in flanders field
In Flanders Field
  • Lieutenant Colonel John McCrae was fighting at Flanders Field during the First World War and witnessed the poppies growing despite the ongoing conflict.
  • He wrote the following poem which is still read at every Remembrance Sunday service.
In Flanders fields the poppies blowBetween the crosses, row on row,That mark our place; and in the skyThe larks, still bravely singing, flyScarce heard amid the guns below.We are the Dead. Short days agoWe lived, felt dawn, saw sunset glow,Loved and were loved, and now we lie,In Flanders fields.Take up our quarrel with the foe:To you from failing hands we throwThe torch; be yours to hold it high.If ye break faith with us who dieWe shall not sleep, though poppies growIn Flanders fields.
  • A very traditional English game associated with Autumn is conkers.
  • A conker comes from a horse chestnut tree.
  • They fall from the tree when they are ripe in Autumn.
playing conkers
Playing Conkers
  • You pick a ripe conker, make a hole in it and thread a piece of string through.
  • Each player has a conker and you take turns in hitting each others.
  • The loser is the player whose conker is destroyed or falls off the string first.
world conker championship
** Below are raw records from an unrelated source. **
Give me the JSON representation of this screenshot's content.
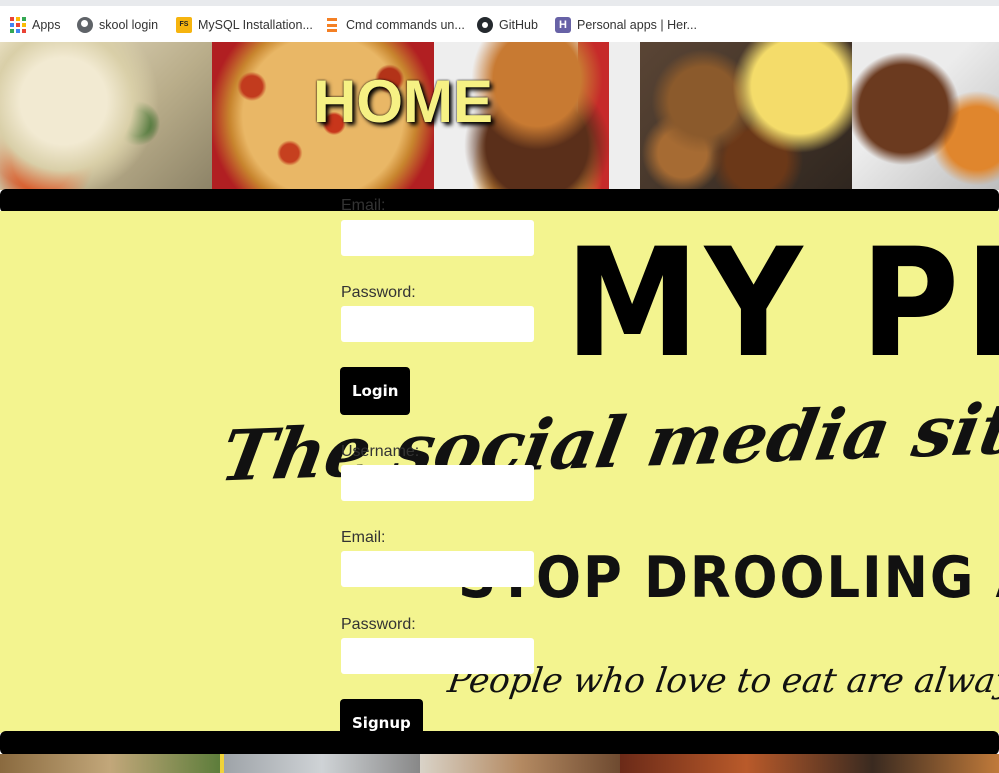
{
  "bookmarks": [
    {
      "label": "Apps",
      "icon": "apps-grid-icon"
    },
    {
      "label": "skool login",
      "icon": "globe-icon"
    },
    {
      "label": "MySQL Installation...",
      "icon": "fs-icon"
    },
    {
      "label": "Cmd commands un...",
      "icon": "stackoverflow-icon"
    },
    {
      "label": "GitHub",
      "icon": "github-icon"
    },
    {
      "label": "Personal apps | Her...",
      "icon": "heroku-icon"
    }
  ],
  "header": {
    "title": "HOME"
  },
  "hero": {
    "big_text": "MY PL",
    "script_text": "The social media site t",
    "stop_text": "STOP DROOLING AND",
    "quote_text": "People who love to eat are always the"
  },
  "login_form": {
    "email_label": "Email:",
    "email_value": "",
    "password_label": "Password:",
    "password_value": "",
    "submit_label": "Login"
  },
  "signup_form": {
    "username_label": "Username:",
    "username_value": "",
    "email_label": "Email:",
    "email_value": "",
    "password_label": "Password:",
    "password_value": "",
    "submit_label": "Signup"
  },
  "colors": {
    "accent_yellow": "#f3f48f",
    "title_yellow": "#f6f184",
    "button_black": "#000000"
  }
}
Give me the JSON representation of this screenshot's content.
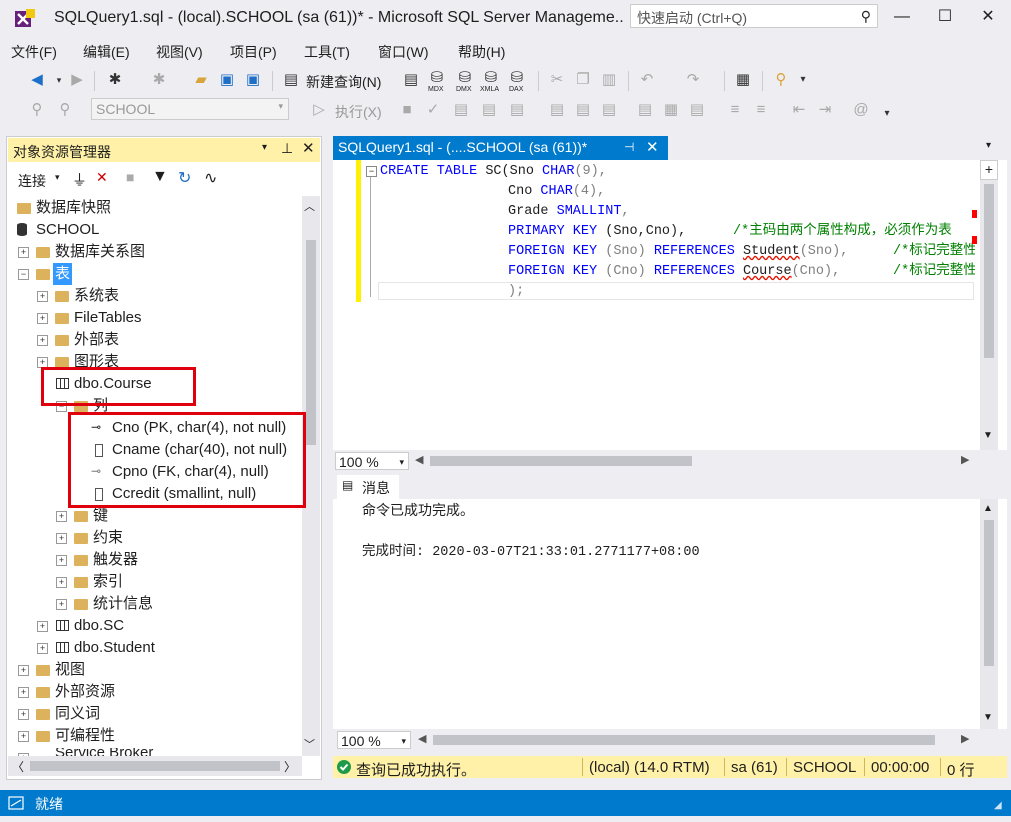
{
  "window": {
    "title": "SQLQuery1.sql - (local).SCHOOL (sa (61))* - Microsoft SQL Server Manageme...",
    "quick_launch_placeholder": "快速启动 (Ctrl+Q)",
    "minimize": "—",
    "maximize": "☐",
    "close": "✕"
  },
  "menu": [
    "文件(F)",
    "编辑(E)",
    "视图(V)",
    "项目(P)",
    "工具(T)",
    "窗口(W)",
    "帮助(H)"
  ],
  "toolbar": {
    "new_query": "新建查询(N)",
    "database": "SCHOOL",
    "execute": "执行(X)",
    "icon_labels": [
      "MDX",
      "DMX",
      "XMLA",
      "DAX"
    ]
  },
  "object_explorer": {
    "title": "对象资源管理器",
    "connect": "连接",
    "tree": {
      "snapshots": "数据库快照",
      "db": "SCHOOL",
      "diagrams": "数据库关系图",
      "tables": "表",
      "system_tables": "系统表",
      "filetables": "FileTables",
      "external_tables": "外部表",
      "graph_tables": "图形表",
      "course": "dbo.Course",
      "columns": "列",
      "col1": "Cno (PK, char(4), not null)",
      "col2": "Cname (char(40), not null)",
      "col3": "Cpno (FK, char(4), null)",
      "col4": "Ccredit (smallint, null)",
      "keys": "键",
      "constraints": "约束",
      "triggers": "触发器",
      "indexes": "索引",
      "statistics": "统计信息",
      "sc": "dbo.SC",
      "student": "dbo.Student",
      "views": "视图",
      "external_resources": "外部资源",
      "synonyms": "同义词",
      "programmability": "可编程性",
      "service_broker": "Service Broker"
    }
  },
  "editor": {
    "tab_label": "SQLQuery1.sql - (....SCHOOL (sa (61))*",
    "zoom": "100 %",
    "code": {
      "l1_kw1": "CREATE TABLE",
      "l1_rest": " SC(Sno ",
      "l1_type": "CHAR",
      "l1_end": "(9),",
      "l2_a": "Cno ",
      "l2_type": "CHAR",
      "l2_end": "(4),",
      "l3_a": "Grade ",
      "l3_type": "SMALLINT",
      "l3_end": ",",
      "l4_kw": "PRIMARY KEY",
      "l4_rest": " (Sno,Cno),",
      "l4_comment": "/*主码由两个属性构成，必须作为表",
      "l5_kw": "FOREIGN KEY",
      "l5_a": " (Sno) ",
      "l5_kw2": "REFERENCES",
      "l5_ref": "Student",
      "l5_end": "(Sno),",
      "l5_comment": "/*标记完整性",
      "l6_kw": "FOREIGN KEY",
      "l6_a": " (Cno) ",
      "l6_kw2": "REFERENCES",
      "l6_ref": "Course",
      "l6_end": "(Cno),",
      "l6_comment": "/*标记完整性",
      "l7": ");"
    }
  },
  "messages": {
    "tab_label": "消息",
    "line1": "命令已成功完成。",
    "line2": "完成时间: 2020-03-07T21:33:01.2771177+08:00",
    "zoom": "100 %"
  },
  "query_status": {
    "message": "查询已成功执行。",
    "server": "(local) (14.0 RTM)",
    "user": "sa (61)",
    "db": "SCHOOL",
    "time": "00:00:00",
    "rows": "0 行"
  },
  "statusbar": {
    "text": "就绪"
  },
  "colors": {
    "accent": "#007acc",
    "highlight_yellow": "#fff1a7",
    "annotation_red": "#e0000d"
  }
}
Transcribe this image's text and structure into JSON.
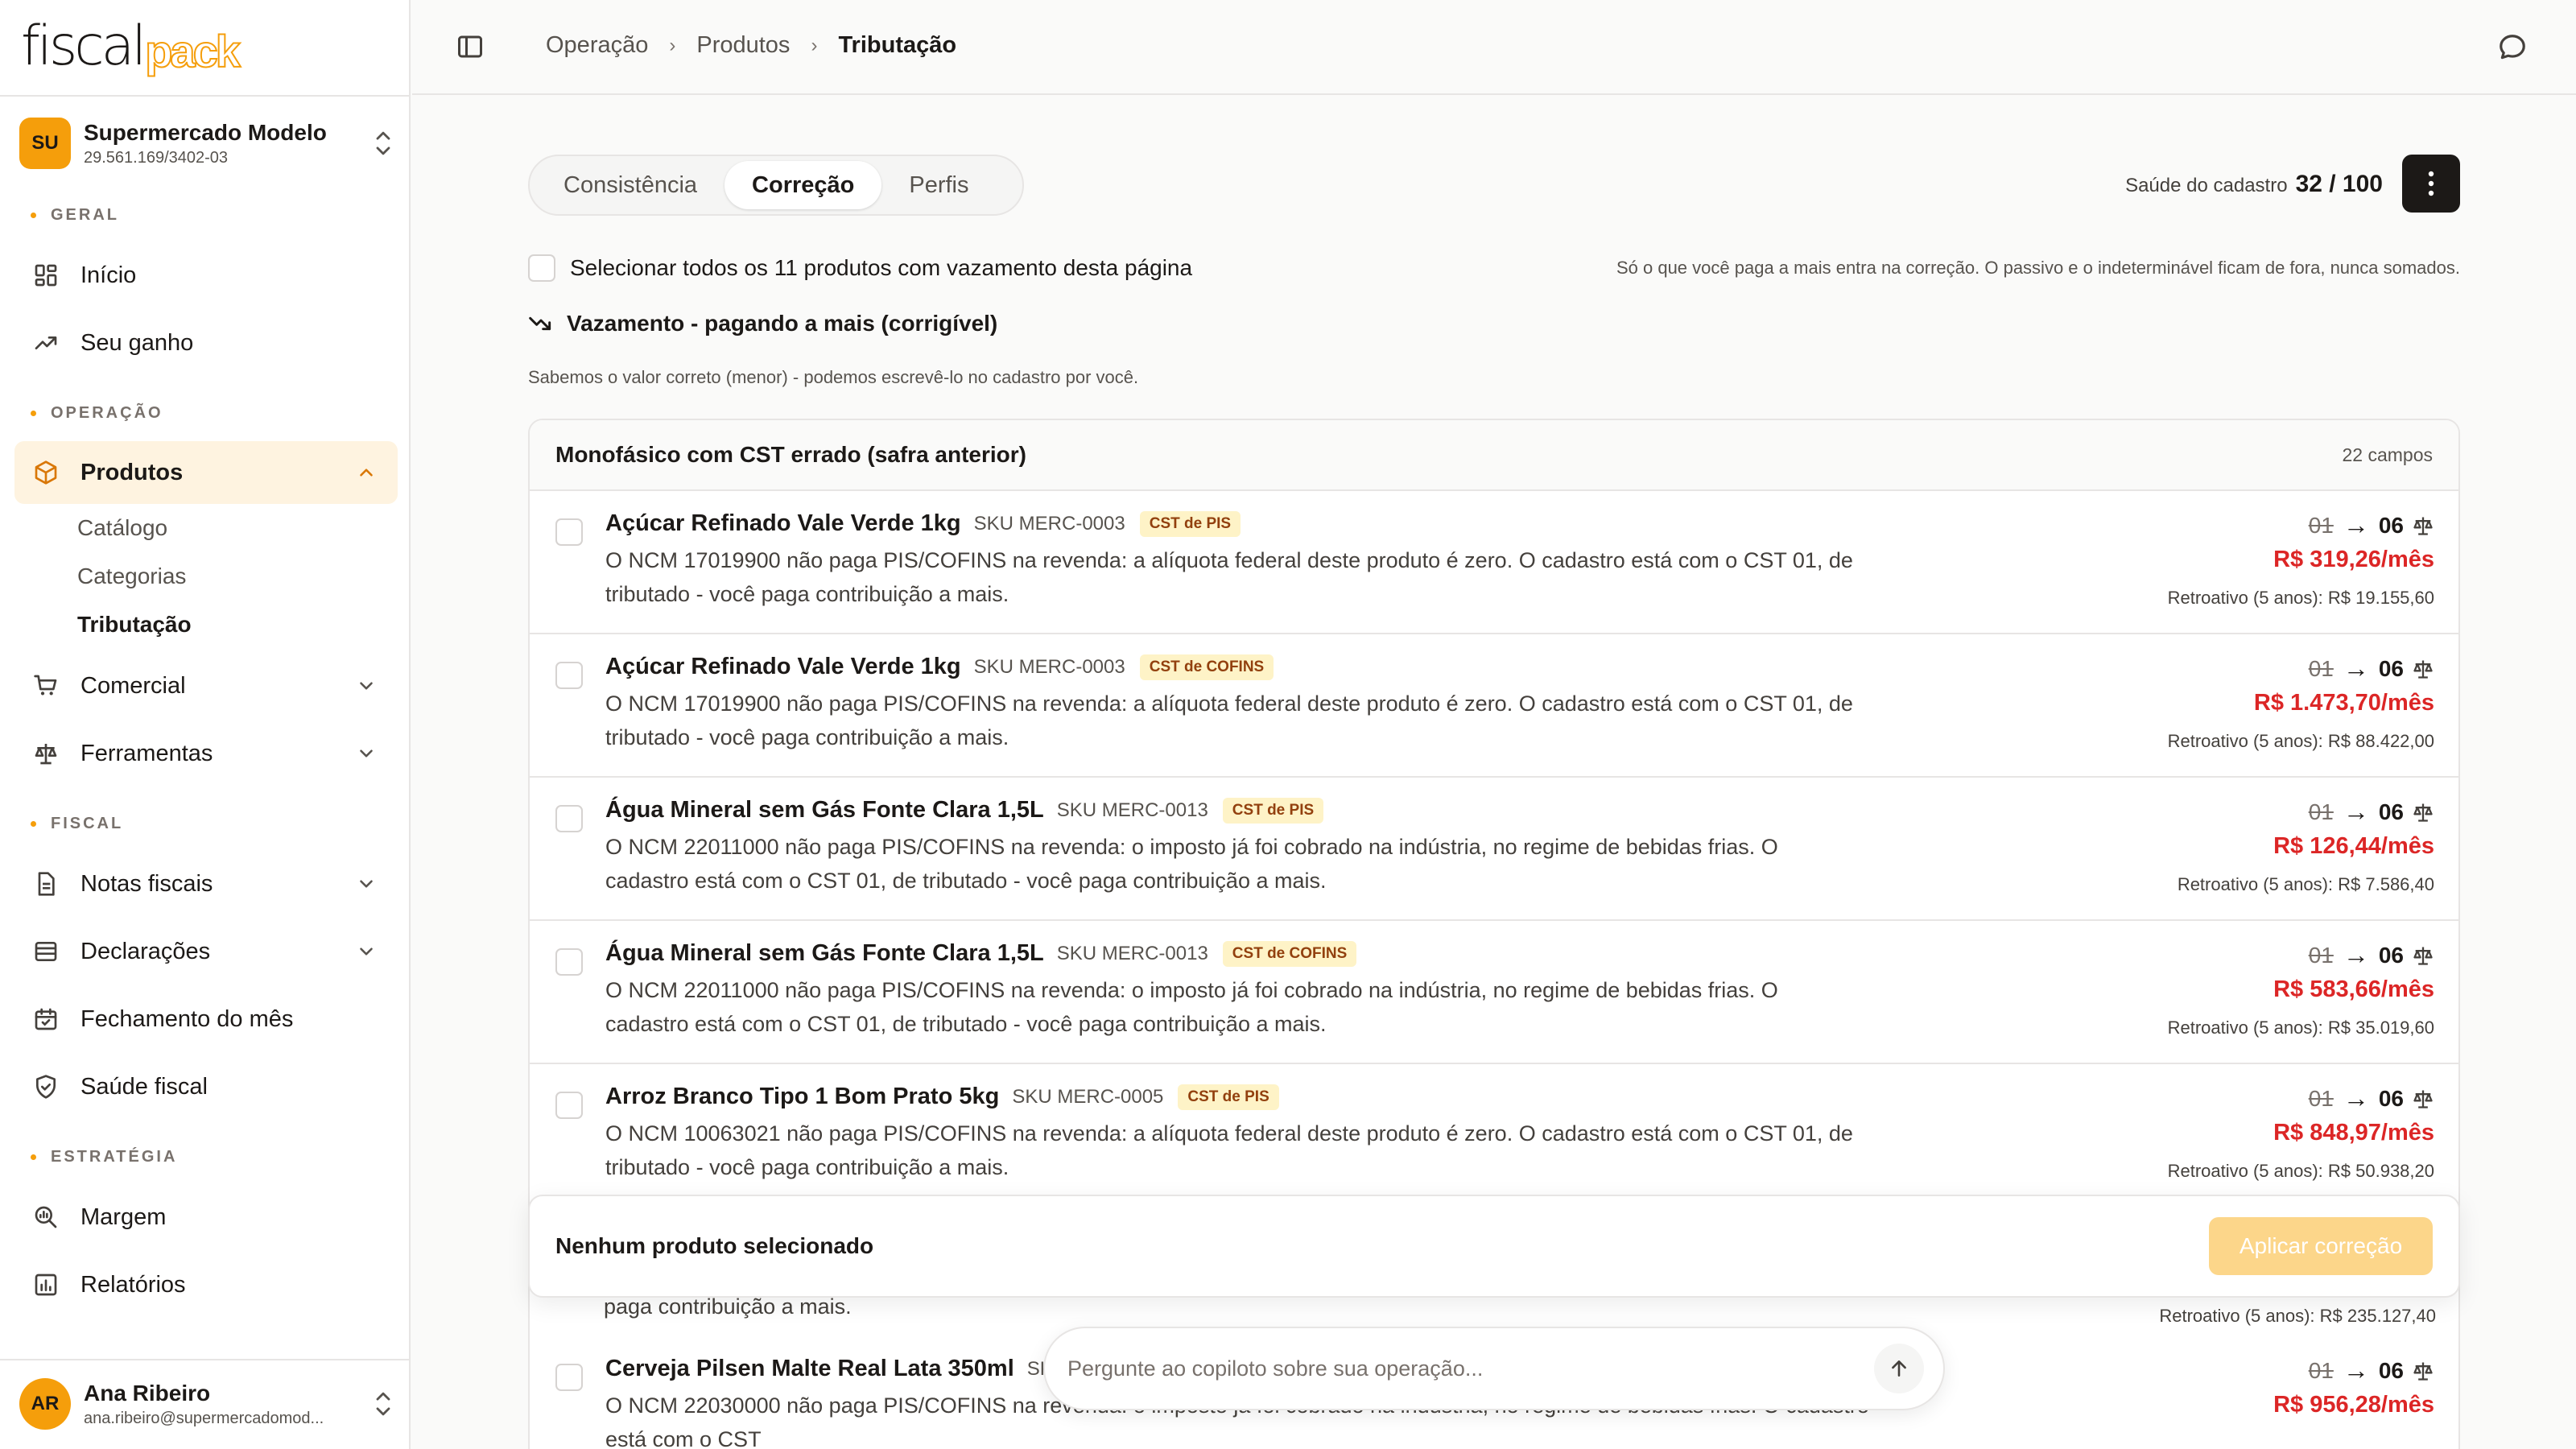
{
  "brand": {
    "part1": "fiscal",
    "part2": "pack"
  },
  "org": {
    "initials": "SU",
    "name": "Supermercado Modelo",
    "cnpj": "29.561.169/3402-03"
  },
  "nav": {
    "section_geral": "GERAL",
    "inicio": "Início",
    "seu_ganho": "Seu ganho",
    "section_operacao": "OPERAÇÃO",
    "produtos": "Produtos",
    "catalogo": "Catálogo",
    "categorias": "Categorias",
    "tributacao": "Tributação",
    "comercial": "Comercial",
    "ferramentas": "Ferramentas",
    "section_fiscal": "FISCAL",
    "notas_fiscais": "Notas fiscais",
    "declaracoes": "Declarações",
    "fechamento": "Fechamento do mês",
    "saude_fiscal": "Saúde fiscal",
    "section_estrategia": "ESTRATÉGIA",
    "margem": "Margem",
    "relatorios": "Relatórios"
  },
  "user": {
    "initials": "AR",
    "name": "Ana Ribeiro",
    "email": "ana.ribeiro@supermercadomod..."
  },
  "breadcrumb": [
    "Operação",
    "Produtos",
    "Tributação"
  ],
  "tabs": [
    "Consistência",
    "Correção",
    "Perfis"
  ],
  "health": {
    "label": "Saúde do cadastro",
    "value": "32 / 100"
  },
  "select_all": "Selecionar todos os 11 produtos com vazamento desta página",
  "note": "Só o que você paga a mais entra na correção. O passivo e o indeterminável ficam de fora, nunca somados.",
  "leak": {
    "title": "Vazamento - pagando a mais (corrigível)",
    "desc": "Sabemos o valor correto (menor) - podemos escrevê-lo no cadastro por você."
  },
  "panel": {
    "title": "Monofásico com CST errado (safra anterior)",
    "count": "22 campos"
  },
  "rows": [
    {
      "name": "Açúcar Refinado Vale Verde 1kg",
      "sku": "SKU MERC-0003",
      "tag": "CST de PIS",
      "desc": "O NCM 17019900 não paga PIS/COFINS na revenda: a alíquota federal deste produto é zero. O cadastro está com o CST 01, de tributado - você paga contribuição a mais.",
      "from": "01",
      "to": "06",
      "amount": "R$ 319,26/mês",
      "retro": "Retroativo (5 anos): R$ 19.155,60"
    },
    {
      "name": "Açúcar Refinado Vale Verde 1kg",
      "sku": "SKU MERC-0003",
      "tag": "CST de COFINS",
      "desc": "O NCM 17019900 não paga PIS/COFINS na revenda: a alíquota federal deste produto é zero. O cadastro está com o CST 01, de tributado - você paga contribuição a mais.",
      "from": "01",
      "to": "06",
      "amount": "R$ 1.473,70/mês",
      "retro": "Retroativo (5 anos): R$ 88.422,00"
    },
    {
      "name": "Água Mineral sem Gás Fonte Clara 1,5L",
      "sku": "SKU MERC-0013",
      "tag": "CST de PIS",
      "desc": "O NCM 22011000 não paga PIS/COFINS na revenda: o imposto já foi cobrado na indústria, no regime de bebidas frias. O cadastro está com o CST 01, de tributado - você paga contribuição a mais.",
      "from": "01",
      "to": "06",
      "amount": "R$ 126,44/mês",
      "retro": "Retroativo (5 anos): R$ 7.586,40"
    },
    {
      "name": "Água Mineral sem Gás Fonte Clara 1,5L",
      "sku": "SKU MERC-0013",
      "tag": "CST de COFINS",
      "desc": "O NCM 22011000 não paga PIS/COFINS na revenda: o imposto já foi cobrado na indústria, no regime de bebidas frias. O cadastro está com o CST 01, de tributado - você paga contribuição a mais.",
      "from": "01",
      "to": "06",
      "amount": "R$ 583,66/mês",
      "retro": "Retroativo (5 anos): R$ 35.019,60"
    },
    {
      "name": "Arroz Branco Tipo 1 Bom Prato 5kg",
      "sku": "SKU MERC-0005",
      "tag": "CST de PIS",
      "desc": "O NCM 10063021 não paga PIS/COFINS na revenda: a alíquota federal deste produto é zero. O cadastro está com o CST 01, de tributado - você paga contribuição a mais.",
      "from": "01",
      "to": "06",
      "amount": "R$ 848,97/mês",
      "retro": "Retroativo (5 anos): R$ 50.938,20"
    }
  ],
  "hidden_row": {
    "desc_tail": "paga contribuição a mais.",
    "retro": "Retroativo (5 anos): R$ 235.127,40"
  },
  "last_row": {
    "name": "Cerveja Pilsen Malte Real Lata 350ml",
    "sku_fragment": "SK",
    "desc": "O NCM 22030000 não paga PIS/COFINS na revenda: o imposto já foi cobrado na indústria, no regime de bebidas frias. O cadastro está com o CST",
    "from": "01",
    "to": "06",
    "amount": "R$ 956,28/mês"
  },
  "selection": {
    "status": "Nenhum produto selecionado",
    "apply": "Aplicar correção"
  },
  "copilot": {
    "placeholder": "Pergunte ao copiloto sobre sua operação..."
  }
}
World Conker Championship
  • The first recorded game of conkers was in 1848.
  • Now, the World Conker Championship is held every year on the second Sunday in October in Northamptonshire in England.